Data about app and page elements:
● ● ●
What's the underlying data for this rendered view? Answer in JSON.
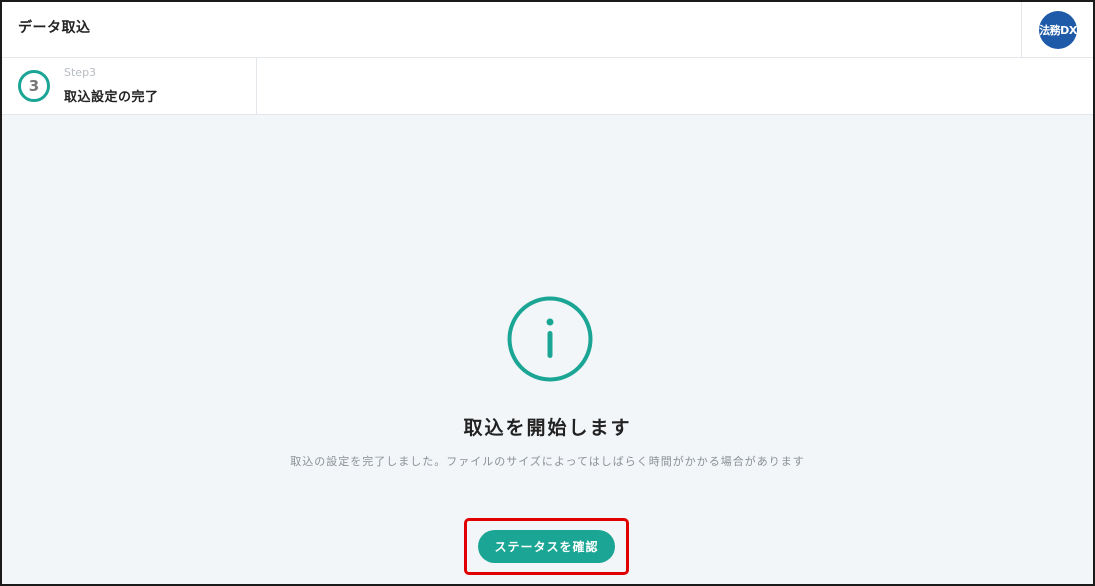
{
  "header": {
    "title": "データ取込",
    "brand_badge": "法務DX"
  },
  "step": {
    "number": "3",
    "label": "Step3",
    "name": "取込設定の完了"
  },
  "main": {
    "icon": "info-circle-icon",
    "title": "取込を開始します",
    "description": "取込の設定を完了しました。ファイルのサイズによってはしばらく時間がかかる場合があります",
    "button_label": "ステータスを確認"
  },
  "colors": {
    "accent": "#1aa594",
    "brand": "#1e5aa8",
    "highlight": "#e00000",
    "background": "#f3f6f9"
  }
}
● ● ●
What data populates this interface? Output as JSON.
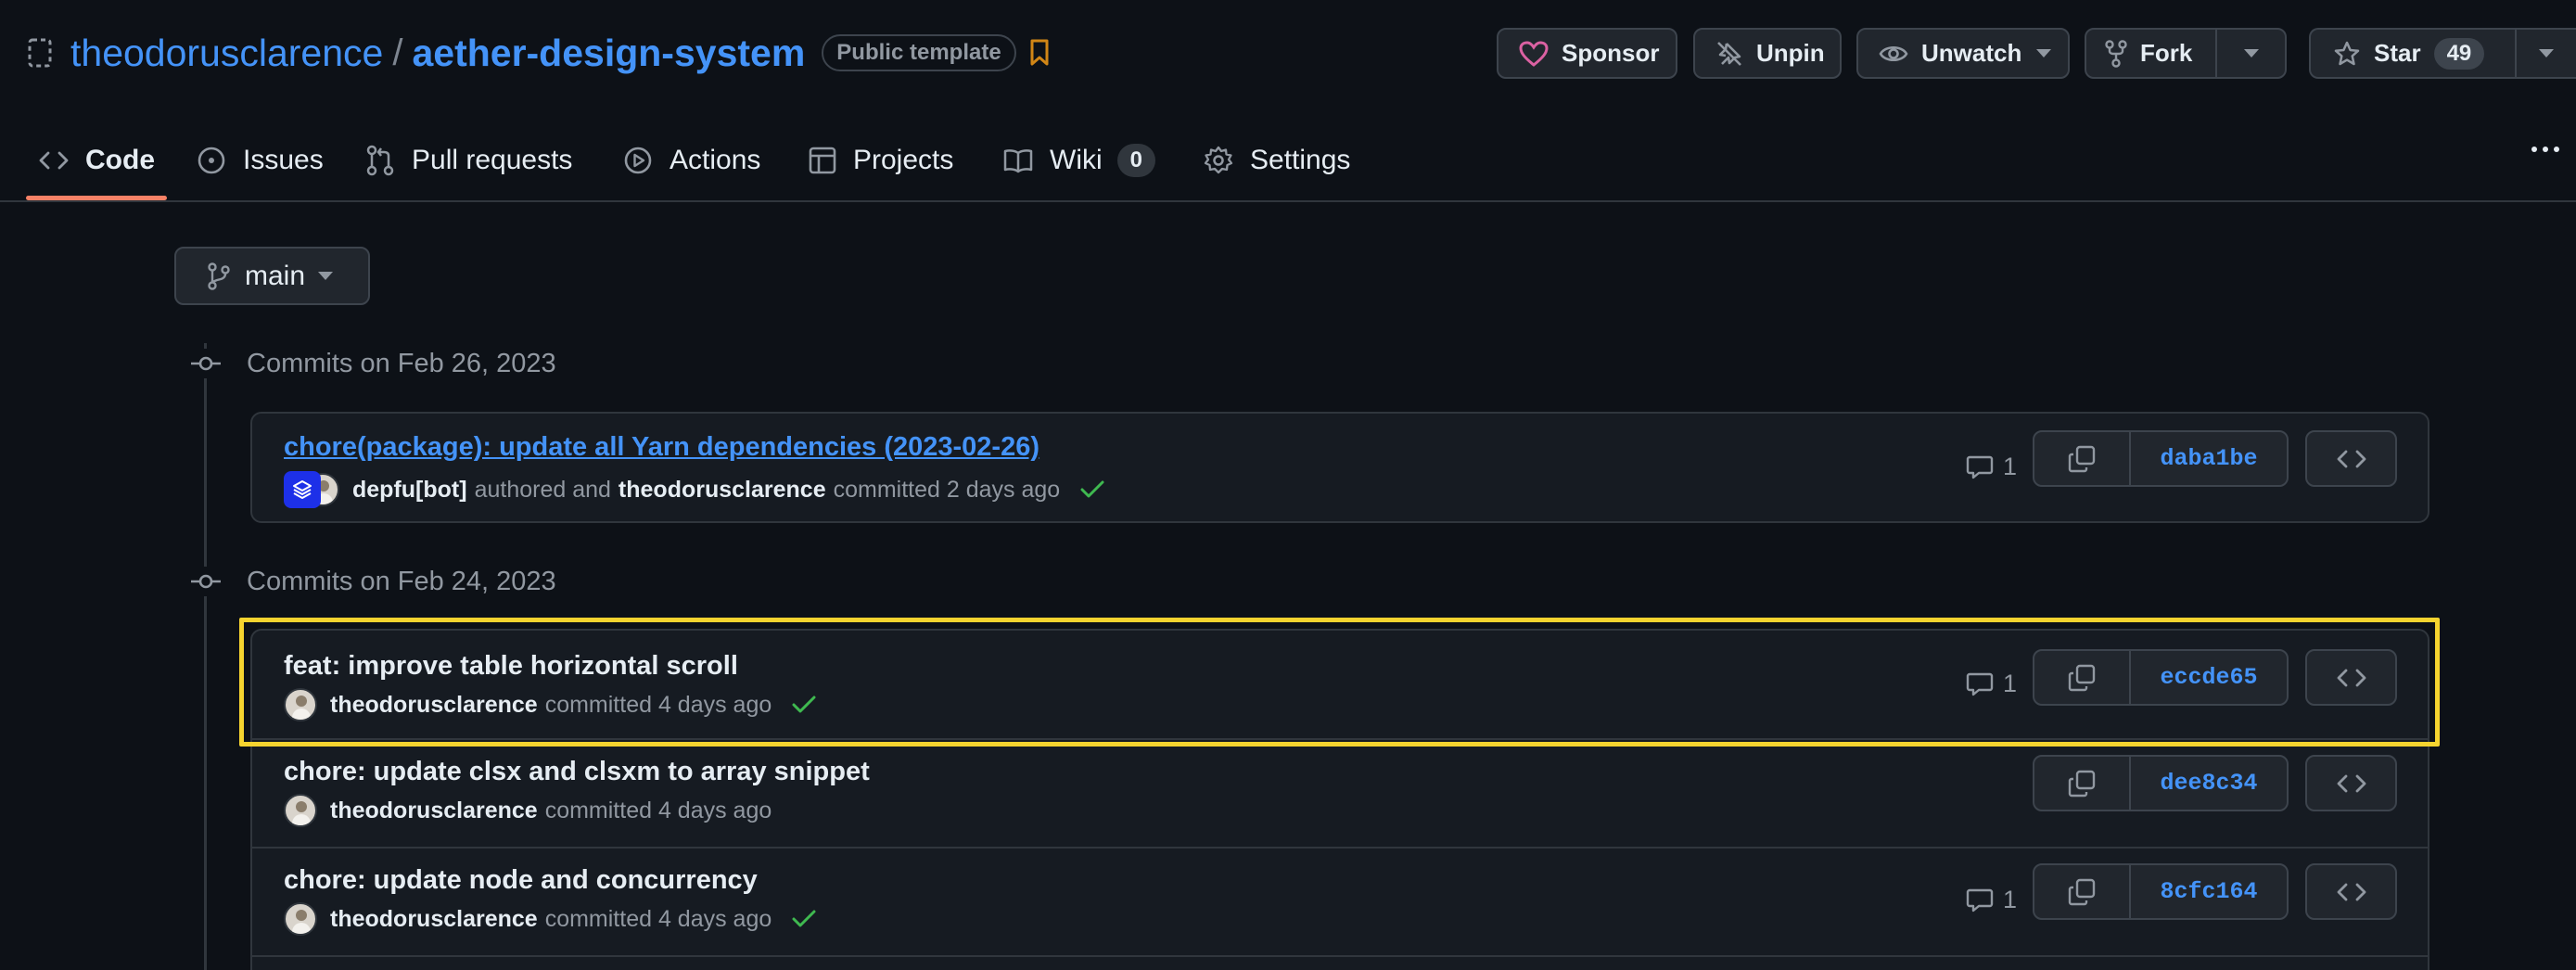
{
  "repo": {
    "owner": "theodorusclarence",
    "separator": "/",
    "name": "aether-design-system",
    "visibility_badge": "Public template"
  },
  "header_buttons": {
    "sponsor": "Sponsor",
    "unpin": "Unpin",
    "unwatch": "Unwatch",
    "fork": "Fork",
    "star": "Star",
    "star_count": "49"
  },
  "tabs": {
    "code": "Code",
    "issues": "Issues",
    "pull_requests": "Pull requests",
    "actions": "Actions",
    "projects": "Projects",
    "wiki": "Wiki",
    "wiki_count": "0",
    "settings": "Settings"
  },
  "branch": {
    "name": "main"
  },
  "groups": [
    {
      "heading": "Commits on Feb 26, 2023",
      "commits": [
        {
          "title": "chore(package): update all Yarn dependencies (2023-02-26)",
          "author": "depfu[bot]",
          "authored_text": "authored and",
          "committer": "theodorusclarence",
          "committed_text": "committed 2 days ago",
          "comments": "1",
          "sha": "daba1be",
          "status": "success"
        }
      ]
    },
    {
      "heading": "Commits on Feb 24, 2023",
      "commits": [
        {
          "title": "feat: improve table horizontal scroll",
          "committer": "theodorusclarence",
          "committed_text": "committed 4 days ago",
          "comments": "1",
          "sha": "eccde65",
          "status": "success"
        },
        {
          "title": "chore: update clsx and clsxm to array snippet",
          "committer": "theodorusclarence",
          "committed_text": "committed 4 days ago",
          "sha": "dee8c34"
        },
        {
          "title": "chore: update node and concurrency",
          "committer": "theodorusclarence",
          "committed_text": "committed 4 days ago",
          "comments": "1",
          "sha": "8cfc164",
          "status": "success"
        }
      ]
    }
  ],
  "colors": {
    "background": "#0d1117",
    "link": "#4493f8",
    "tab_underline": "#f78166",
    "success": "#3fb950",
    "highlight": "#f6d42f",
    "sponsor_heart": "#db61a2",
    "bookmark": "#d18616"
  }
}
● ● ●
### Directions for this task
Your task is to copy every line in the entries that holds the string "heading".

### Result for this exercise
      "heading": "Commits on Feb 26, 2023",
      "heading": "Commits on Feb 24, 2023",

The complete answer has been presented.